> Listed entries
=-=-=
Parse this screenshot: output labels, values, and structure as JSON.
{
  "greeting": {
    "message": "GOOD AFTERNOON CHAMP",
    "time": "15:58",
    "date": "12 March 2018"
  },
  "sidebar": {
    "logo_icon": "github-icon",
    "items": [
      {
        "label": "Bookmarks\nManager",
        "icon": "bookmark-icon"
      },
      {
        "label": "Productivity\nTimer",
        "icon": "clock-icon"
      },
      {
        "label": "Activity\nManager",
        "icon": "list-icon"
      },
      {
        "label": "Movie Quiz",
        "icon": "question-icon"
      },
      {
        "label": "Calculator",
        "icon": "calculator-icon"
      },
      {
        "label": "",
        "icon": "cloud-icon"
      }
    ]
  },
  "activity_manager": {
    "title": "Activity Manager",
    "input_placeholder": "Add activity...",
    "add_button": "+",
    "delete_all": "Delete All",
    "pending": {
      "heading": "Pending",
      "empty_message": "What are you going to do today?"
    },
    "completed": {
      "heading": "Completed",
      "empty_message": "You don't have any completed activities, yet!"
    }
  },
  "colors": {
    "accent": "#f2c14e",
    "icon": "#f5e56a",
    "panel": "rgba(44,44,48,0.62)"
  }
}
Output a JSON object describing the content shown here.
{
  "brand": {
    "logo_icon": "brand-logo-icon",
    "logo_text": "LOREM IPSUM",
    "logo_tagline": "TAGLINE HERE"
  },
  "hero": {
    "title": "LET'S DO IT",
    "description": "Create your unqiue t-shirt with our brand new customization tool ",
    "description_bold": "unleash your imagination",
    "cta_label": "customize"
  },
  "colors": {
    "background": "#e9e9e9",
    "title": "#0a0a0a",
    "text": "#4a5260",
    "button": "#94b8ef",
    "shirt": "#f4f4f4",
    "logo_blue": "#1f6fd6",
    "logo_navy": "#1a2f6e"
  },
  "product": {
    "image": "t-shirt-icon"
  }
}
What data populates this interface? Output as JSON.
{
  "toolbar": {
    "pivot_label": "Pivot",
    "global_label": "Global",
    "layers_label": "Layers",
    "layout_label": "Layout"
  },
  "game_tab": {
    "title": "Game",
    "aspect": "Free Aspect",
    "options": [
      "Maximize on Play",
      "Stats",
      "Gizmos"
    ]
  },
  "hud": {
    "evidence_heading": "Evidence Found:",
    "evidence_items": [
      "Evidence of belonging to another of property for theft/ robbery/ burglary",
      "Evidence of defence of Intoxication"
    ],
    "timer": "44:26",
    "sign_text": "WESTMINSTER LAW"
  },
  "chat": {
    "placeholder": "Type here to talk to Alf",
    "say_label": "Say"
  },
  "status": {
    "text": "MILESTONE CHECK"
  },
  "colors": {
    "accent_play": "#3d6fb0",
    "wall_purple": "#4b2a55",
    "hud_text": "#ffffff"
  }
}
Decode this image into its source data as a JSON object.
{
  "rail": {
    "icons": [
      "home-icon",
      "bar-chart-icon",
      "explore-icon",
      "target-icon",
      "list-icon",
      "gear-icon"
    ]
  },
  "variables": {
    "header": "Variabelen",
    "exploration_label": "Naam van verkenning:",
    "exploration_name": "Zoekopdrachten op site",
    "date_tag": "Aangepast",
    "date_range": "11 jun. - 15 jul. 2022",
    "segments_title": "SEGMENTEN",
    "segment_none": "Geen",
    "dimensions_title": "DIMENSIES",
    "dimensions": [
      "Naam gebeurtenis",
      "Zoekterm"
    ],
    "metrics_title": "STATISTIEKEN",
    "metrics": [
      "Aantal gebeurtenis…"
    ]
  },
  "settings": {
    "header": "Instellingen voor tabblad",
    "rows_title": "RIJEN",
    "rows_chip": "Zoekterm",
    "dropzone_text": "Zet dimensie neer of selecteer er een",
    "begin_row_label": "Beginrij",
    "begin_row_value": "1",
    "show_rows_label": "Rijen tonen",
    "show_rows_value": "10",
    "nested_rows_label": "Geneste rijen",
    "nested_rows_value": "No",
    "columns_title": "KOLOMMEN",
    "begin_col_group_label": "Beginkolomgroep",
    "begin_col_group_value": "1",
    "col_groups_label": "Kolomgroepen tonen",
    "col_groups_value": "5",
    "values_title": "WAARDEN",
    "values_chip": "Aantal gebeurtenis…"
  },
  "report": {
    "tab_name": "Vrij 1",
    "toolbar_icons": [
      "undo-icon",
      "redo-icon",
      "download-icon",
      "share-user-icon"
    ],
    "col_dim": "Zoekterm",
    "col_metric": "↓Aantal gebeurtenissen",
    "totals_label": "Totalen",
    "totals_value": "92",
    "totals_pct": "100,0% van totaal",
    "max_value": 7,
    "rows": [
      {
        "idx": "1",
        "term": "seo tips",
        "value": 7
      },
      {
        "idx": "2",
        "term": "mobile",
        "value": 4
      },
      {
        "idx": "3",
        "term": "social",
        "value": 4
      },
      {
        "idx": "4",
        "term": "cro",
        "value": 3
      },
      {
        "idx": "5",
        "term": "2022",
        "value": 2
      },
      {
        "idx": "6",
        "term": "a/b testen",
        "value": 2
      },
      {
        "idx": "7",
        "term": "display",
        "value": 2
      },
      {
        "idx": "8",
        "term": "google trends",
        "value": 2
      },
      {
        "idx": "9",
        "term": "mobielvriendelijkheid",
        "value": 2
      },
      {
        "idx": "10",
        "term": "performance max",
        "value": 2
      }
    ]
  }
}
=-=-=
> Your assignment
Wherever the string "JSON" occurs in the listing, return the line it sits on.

> Answer box
Parse this screenshot: output labels, values, and structure as JSON.
Output a JSON object describing the content shown here.
What data populates this interface? Output as JSON.
Decode this image into its source data as a JSON object.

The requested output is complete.